(Exercise directions) In the lines below, look for "period". Copy each line where it appears.
------ Material supplied
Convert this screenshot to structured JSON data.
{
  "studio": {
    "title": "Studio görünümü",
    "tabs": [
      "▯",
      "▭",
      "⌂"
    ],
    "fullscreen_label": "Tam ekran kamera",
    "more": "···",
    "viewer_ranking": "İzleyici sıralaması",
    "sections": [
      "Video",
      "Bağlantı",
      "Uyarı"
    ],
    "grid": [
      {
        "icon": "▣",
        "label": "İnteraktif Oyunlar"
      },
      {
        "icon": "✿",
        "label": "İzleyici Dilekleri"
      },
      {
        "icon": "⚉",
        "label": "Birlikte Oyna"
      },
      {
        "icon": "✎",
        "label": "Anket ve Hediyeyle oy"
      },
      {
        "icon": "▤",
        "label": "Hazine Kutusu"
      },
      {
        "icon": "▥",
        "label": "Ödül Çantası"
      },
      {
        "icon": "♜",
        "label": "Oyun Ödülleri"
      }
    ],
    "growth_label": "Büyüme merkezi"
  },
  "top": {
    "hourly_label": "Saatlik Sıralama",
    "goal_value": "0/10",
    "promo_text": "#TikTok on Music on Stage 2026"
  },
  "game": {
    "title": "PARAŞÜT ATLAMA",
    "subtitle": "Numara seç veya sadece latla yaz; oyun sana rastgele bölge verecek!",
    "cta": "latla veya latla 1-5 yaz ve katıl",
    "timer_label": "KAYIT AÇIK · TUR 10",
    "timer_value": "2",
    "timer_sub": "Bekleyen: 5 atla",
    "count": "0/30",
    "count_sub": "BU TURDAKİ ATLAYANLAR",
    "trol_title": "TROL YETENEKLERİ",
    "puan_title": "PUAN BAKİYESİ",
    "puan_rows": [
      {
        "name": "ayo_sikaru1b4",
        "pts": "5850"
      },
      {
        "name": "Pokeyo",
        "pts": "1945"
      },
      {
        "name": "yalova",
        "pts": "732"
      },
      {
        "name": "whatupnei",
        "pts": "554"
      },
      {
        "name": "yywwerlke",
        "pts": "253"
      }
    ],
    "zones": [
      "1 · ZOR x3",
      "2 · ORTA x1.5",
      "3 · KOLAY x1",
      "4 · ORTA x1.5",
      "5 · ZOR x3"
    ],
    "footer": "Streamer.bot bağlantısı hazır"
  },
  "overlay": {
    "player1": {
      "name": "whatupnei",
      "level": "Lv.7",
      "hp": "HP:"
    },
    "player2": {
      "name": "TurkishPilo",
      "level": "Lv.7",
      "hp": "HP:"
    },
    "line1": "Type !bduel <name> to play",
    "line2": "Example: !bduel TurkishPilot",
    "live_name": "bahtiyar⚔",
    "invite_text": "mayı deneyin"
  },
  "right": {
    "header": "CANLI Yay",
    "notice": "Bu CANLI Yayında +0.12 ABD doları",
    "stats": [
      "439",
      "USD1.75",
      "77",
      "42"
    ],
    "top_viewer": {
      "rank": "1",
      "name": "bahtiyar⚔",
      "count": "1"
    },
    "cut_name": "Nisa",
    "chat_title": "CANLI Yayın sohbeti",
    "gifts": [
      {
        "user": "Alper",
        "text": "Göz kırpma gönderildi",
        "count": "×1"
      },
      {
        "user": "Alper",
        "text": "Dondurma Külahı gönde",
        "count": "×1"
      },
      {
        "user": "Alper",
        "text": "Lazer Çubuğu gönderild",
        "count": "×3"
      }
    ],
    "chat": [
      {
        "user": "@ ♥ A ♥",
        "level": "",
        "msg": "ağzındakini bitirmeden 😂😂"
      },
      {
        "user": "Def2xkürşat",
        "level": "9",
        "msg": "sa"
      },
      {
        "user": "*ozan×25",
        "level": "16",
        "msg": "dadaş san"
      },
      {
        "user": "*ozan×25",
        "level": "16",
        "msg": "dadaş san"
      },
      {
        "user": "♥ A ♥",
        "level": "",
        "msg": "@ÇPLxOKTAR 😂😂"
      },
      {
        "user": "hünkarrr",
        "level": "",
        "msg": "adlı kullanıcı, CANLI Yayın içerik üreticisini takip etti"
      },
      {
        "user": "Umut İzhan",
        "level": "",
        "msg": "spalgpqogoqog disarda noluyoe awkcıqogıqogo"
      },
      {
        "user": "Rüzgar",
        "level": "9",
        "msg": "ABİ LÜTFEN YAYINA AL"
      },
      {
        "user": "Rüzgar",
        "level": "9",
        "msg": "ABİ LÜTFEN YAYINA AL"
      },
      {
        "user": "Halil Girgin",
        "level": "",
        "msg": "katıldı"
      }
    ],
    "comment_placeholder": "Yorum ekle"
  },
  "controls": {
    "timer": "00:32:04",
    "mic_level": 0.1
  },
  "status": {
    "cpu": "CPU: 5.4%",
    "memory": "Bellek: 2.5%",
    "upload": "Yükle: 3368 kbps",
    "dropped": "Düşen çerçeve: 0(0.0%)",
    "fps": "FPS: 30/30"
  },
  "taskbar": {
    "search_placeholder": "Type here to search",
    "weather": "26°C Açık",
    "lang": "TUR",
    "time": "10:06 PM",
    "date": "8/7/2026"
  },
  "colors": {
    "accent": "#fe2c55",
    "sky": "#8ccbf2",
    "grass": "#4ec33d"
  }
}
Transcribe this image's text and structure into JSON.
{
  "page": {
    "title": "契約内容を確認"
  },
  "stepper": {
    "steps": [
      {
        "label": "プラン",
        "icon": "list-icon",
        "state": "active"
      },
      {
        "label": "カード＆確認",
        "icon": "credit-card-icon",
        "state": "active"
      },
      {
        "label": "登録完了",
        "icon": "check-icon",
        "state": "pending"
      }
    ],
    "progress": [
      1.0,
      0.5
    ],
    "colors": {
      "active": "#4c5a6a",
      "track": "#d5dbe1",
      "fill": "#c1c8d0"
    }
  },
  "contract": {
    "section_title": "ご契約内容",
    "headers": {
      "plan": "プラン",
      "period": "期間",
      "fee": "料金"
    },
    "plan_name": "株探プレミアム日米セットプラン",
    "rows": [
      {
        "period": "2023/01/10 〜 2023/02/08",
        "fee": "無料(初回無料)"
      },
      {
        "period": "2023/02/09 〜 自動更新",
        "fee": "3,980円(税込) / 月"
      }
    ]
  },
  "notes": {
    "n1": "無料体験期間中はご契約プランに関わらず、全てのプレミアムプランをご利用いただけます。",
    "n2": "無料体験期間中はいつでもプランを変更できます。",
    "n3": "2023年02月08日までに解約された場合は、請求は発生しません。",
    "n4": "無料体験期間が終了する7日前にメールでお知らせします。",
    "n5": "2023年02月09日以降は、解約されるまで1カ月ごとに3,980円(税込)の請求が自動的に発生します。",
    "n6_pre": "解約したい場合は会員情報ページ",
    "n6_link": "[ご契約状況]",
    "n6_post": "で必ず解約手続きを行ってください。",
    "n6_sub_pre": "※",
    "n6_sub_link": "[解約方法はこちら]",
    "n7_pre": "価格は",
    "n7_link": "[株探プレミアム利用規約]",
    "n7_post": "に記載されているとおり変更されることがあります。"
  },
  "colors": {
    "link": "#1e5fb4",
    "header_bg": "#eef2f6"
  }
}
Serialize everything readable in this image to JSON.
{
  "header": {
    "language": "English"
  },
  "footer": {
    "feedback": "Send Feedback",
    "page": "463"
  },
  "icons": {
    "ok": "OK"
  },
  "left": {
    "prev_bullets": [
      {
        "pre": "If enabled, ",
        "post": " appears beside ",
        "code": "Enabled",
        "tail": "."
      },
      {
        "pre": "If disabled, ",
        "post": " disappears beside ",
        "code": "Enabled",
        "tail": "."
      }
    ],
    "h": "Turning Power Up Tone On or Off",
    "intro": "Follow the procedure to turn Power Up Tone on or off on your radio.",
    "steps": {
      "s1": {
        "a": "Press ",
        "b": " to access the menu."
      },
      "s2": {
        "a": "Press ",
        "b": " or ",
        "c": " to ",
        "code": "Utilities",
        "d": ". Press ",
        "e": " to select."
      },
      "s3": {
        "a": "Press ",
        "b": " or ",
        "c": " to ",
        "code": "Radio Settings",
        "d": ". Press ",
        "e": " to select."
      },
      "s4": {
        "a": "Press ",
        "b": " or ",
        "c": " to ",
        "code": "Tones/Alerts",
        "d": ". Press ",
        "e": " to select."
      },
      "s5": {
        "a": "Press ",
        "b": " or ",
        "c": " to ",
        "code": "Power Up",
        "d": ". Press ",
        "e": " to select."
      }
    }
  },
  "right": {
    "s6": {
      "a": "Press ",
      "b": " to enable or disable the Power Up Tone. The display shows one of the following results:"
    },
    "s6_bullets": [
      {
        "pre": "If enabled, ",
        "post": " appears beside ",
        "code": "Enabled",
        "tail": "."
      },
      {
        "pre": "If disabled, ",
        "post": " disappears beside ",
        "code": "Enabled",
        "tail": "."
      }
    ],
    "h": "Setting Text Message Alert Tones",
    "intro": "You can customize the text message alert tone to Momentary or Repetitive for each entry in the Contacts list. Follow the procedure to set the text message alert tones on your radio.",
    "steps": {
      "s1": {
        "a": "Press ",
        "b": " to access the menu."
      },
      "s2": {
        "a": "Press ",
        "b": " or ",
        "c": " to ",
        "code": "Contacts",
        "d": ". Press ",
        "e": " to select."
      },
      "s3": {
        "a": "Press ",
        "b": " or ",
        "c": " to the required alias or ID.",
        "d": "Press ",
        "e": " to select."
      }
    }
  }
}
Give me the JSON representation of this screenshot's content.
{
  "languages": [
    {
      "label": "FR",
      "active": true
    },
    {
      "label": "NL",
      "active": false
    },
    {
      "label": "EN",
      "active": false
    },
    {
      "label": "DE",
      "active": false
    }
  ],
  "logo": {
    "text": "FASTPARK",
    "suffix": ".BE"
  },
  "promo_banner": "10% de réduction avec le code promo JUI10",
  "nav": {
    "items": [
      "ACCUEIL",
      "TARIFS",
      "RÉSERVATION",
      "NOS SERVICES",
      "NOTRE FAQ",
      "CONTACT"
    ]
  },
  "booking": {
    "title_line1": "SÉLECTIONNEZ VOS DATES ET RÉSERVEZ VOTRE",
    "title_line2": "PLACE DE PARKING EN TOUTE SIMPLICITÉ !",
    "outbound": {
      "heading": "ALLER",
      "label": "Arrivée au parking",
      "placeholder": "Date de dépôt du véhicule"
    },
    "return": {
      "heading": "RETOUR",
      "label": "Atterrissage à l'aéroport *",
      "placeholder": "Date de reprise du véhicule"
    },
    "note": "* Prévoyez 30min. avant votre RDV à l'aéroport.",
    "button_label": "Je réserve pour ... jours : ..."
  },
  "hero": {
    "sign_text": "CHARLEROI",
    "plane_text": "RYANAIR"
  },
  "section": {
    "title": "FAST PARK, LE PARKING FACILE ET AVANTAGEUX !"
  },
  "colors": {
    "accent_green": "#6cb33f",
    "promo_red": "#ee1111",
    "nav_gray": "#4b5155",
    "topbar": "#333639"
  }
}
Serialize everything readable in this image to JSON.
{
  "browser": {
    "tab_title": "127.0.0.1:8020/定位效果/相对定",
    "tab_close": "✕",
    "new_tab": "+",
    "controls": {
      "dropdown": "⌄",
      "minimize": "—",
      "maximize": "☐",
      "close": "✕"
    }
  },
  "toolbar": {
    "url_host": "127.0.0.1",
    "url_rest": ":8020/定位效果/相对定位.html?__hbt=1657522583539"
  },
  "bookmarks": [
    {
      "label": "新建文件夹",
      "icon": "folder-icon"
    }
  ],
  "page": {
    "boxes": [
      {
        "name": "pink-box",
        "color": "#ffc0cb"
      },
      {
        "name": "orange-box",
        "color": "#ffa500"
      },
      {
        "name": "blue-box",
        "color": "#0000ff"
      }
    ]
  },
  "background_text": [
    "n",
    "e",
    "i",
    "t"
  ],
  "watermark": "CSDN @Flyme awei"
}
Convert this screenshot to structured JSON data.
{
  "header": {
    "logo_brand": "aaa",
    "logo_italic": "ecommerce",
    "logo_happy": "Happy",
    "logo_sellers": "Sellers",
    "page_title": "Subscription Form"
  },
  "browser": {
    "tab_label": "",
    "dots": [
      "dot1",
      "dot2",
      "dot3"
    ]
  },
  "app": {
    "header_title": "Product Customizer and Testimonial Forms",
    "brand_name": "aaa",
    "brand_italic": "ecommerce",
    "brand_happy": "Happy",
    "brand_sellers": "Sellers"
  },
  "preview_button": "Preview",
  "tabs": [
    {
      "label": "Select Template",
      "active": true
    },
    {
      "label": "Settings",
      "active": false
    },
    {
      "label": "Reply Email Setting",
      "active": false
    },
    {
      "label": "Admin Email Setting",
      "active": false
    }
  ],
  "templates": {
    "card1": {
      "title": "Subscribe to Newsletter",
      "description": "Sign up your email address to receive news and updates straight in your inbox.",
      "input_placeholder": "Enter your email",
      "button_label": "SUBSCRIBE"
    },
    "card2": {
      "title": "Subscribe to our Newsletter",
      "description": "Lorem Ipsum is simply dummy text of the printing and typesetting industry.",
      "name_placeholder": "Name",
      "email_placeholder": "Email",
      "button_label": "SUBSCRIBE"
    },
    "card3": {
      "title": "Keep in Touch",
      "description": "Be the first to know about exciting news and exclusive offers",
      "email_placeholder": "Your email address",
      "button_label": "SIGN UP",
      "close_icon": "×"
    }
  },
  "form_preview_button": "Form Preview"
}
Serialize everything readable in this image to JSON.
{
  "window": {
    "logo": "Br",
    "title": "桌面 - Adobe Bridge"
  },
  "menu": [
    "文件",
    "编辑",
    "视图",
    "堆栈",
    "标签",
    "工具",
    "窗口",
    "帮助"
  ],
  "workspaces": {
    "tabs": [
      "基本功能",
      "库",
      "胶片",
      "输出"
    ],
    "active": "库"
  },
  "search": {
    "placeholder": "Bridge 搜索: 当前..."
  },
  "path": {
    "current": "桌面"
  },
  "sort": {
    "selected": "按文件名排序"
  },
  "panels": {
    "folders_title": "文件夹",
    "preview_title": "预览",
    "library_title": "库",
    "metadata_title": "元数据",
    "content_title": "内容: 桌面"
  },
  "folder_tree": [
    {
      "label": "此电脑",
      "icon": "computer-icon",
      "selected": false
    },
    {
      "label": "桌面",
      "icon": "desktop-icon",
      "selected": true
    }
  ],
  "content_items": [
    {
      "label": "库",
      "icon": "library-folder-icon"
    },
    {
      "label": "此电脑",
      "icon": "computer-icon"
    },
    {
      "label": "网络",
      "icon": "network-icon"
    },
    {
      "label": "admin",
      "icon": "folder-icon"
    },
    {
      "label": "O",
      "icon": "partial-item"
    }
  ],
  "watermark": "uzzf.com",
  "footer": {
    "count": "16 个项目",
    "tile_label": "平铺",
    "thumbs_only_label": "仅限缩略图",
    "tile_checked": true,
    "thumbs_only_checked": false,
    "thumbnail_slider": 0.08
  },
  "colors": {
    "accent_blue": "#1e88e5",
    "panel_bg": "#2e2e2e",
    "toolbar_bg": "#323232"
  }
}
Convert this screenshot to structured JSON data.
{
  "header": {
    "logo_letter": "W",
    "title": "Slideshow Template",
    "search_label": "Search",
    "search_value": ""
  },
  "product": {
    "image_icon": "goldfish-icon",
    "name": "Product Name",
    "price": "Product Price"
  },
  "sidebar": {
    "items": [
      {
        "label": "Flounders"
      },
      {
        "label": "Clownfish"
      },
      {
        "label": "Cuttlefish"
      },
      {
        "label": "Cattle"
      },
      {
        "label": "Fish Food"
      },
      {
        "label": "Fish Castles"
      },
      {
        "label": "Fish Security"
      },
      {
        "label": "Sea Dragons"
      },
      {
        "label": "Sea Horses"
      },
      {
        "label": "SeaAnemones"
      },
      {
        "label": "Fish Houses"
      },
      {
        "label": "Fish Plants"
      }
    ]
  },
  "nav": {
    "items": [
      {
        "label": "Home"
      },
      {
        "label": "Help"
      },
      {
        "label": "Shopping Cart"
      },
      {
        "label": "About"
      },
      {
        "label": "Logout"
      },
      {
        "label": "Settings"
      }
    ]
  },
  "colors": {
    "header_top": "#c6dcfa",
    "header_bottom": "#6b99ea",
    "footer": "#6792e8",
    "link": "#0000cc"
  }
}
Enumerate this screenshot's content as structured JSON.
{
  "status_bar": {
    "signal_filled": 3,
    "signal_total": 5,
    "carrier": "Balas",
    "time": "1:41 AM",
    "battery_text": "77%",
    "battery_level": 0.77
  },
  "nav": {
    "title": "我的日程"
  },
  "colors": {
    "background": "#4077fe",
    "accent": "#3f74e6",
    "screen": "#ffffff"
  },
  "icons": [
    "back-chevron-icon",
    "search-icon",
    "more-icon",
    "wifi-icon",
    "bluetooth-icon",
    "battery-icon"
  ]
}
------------
(Result for this exercise)
      "period": "期間",
        "period": "2023/01/10 〜 2023/02/08",
        "period": "2023/02/09 〜 自動更新",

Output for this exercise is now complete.